Everyone understands the importance of having pollinators in the garden. If you’re growing fruit trees, squash, cucumbers and other crops, you need insects to pollinate the flowers so that the fruit can set.
I’ve never been very intentional about attracting pollinators to the garden. They always just seem to be there. But I’ve always noticed what plants seem to attract these insects. One of the best plants for bringing bees the to garden seems to be lavender.
This easy to grow perennial is a bee magnet. When the lavender is blooming, one plant can easily be swarming with over a dozen bees. The lavender plant that’s in bloom right now is especially attractive to bumblebees. While a nearby russian sage has honey bees flying around its blooms, the lavender has nothing but bumblebees visiting its flowers.

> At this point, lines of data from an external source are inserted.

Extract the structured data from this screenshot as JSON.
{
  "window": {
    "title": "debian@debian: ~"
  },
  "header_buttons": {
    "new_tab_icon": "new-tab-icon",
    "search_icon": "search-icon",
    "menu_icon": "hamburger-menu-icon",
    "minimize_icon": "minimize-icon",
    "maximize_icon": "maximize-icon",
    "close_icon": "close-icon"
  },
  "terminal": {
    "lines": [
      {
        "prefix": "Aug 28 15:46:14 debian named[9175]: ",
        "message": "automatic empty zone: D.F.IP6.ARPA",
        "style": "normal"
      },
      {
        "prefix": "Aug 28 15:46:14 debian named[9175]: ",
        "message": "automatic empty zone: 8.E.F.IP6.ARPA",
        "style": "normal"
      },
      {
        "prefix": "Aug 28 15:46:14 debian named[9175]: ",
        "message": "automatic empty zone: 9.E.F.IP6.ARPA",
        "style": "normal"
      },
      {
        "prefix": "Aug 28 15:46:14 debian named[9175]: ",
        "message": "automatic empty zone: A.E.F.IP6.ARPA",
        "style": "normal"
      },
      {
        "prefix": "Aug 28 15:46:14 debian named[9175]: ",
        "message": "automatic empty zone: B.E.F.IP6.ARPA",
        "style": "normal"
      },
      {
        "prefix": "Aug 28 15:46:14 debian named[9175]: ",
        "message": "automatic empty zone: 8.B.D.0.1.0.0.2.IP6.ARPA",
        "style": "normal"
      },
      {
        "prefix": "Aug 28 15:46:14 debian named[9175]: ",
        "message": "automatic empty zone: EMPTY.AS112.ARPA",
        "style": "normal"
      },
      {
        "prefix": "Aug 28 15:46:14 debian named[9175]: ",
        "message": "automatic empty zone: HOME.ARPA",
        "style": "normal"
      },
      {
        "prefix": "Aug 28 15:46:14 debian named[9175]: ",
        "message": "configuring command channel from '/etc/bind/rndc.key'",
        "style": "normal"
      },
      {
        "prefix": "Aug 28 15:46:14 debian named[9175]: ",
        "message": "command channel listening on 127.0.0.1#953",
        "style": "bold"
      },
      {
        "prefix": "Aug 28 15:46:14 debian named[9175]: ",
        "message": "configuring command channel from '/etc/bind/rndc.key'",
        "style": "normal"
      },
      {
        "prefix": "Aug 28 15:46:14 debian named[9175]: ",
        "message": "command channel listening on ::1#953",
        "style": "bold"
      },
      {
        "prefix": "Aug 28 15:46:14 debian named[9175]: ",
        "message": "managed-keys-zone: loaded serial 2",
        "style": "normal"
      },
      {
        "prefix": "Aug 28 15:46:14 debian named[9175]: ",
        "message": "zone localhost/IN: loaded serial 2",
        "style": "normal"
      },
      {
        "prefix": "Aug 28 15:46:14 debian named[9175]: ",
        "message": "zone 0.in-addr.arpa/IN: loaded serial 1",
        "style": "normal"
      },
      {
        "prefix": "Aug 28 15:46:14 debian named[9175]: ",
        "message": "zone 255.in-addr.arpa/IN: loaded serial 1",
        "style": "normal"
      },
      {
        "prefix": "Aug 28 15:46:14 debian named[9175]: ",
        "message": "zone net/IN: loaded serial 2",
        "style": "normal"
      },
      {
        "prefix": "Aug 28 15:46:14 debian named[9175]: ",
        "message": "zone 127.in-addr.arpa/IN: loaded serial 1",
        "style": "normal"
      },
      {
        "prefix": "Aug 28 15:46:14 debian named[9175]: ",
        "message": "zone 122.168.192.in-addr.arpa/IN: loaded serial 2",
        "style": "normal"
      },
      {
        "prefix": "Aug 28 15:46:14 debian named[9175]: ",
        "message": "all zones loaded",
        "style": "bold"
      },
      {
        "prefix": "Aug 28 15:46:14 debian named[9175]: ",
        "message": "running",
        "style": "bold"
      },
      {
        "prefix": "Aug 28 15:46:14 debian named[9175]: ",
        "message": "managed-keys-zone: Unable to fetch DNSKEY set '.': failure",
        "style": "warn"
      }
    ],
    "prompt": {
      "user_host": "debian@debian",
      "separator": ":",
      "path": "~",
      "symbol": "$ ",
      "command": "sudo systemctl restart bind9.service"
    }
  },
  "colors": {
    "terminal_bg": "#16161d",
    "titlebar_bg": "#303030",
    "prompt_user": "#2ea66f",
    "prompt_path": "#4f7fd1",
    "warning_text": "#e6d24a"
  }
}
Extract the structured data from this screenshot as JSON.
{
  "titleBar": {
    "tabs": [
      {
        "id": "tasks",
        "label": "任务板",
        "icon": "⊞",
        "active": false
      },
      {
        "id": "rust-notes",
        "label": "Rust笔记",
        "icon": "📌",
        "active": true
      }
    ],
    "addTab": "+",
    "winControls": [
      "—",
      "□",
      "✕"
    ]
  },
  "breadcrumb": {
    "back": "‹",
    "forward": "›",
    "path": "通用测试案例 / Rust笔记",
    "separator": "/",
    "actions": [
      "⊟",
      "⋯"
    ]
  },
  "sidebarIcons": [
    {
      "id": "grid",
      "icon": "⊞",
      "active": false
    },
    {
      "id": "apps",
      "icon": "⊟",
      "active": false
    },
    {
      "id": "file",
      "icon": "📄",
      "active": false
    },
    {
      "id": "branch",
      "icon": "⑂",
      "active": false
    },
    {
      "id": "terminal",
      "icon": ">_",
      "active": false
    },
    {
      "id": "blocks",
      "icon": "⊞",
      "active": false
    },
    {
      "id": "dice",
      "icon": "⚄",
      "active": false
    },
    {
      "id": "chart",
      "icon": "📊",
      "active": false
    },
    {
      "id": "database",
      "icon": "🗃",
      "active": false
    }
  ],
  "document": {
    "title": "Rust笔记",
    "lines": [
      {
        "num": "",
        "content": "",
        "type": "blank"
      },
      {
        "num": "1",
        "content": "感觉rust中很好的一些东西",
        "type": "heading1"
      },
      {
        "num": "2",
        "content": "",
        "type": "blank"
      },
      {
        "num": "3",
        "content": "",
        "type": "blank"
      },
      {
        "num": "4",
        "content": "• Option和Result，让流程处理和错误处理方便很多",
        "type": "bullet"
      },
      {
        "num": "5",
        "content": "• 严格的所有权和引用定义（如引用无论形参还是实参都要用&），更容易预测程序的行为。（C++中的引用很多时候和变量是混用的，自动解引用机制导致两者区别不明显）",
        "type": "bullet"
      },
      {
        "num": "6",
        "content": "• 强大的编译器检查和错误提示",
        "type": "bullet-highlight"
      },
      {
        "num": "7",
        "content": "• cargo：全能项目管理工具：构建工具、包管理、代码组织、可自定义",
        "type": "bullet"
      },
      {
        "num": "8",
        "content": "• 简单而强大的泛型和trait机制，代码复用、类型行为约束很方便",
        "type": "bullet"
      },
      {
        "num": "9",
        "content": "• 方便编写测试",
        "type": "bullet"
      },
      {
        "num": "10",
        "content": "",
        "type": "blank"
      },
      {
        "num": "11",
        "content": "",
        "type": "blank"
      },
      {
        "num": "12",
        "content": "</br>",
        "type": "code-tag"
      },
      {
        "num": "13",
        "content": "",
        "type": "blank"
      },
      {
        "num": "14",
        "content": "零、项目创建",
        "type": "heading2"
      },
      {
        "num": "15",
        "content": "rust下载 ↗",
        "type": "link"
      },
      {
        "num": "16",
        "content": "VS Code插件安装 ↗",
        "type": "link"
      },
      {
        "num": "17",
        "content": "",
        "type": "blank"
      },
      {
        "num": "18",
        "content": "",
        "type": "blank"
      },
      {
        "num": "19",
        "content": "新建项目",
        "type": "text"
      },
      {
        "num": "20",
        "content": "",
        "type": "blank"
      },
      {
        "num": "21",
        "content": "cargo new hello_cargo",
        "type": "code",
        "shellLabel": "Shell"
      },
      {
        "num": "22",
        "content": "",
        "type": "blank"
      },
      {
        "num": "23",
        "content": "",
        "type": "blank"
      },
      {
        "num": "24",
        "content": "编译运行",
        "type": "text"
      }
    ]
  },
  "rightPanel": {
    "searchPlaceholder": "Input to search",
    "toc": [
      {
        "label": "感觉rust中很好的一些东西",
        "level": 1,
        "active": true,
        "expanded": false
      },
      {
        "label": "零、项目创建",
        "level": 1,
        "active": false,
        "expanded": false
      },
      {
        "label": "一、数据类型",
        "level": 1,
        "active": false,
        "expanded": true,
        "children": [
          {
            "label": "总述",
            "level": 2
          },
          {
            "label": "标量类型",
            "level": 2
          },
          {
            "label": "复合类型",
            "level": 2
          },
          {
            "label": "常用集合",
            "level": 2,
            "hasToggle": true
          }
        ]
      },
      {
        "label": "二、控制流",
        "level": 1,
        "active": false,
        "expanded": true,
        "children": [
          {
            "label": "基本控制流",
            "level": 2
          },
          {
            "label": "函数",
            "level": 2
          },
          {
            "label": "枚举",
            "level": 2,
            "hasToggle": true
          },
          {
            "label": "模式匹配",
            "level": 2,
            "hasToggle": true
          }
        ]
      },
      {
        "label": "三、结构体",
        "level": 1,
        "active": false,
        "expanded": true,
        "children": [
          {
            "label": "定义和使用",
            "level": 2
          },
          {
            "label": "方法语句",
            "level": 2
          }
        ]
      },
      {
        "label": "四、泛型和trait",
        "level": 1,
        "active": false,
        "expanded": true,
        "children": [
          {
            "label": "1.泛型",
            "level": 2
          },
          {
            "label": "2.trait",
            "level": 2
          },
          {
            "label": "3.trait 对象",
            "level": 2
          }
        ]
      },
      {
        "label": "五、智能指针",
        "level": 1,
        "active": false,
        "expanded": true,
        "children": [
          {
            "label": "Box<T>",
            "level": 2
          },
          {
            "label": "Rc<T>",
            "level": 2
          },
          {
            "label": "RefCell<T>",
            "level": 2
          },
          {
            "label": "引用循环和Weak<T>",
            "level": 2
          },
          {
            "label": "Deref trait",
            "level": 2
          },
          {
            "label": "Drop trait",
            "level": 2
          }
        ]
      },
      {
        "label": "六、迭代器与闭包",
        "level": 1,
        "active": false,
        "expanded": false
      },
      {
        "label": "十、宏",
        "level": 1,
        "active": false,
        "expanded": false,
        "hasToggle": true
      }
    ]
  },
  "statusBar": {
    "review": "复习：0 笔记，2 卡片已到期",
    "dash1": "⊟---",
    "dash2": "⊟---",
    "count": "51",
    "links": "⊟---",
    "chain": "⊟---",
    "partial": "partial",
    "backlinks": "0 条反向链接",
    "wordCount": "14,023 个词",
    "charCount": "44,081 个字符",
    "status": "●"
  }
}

I also have a volunteer borage plant growing near the lavender. Borage is supposed to be a great plant for attracting bees but when there’s lavender nearby, the bees ignore the borage and head straight to the lavender!
Growing lavender is easy. While starting it from seed can be a challenge due to slow and sporadic germination, if you start with a small plant from a nursery, it’s hard to go wrong. Lavender likes full sun but doesn’t need a lot of fertilizer. It’s ignored by rabbits (yeah!) and the only thing it can’t tolerate is heavy, wet soil. If you want more plants, you can take cuttings and root them easily. And when the plant starts to bloom, you can cut some of the flowers and dry them for potpuorri or to use as dried flowers.
After seeing how well the lavender has grown and how the rabbits leave it alone, I’ve planted a small bed of lavender near the front door. The location is warm and sunny and the plants should make an easy to maintain “hedge” that will draw in the bees.
I’m also thinking about taking some cuttings, rooting them and planting them in the vegetable garden. It certainly can’t hurt to have a few more bees working in the garden.
So if you want bees, try some lavender – it’s sure to bring them into your yard.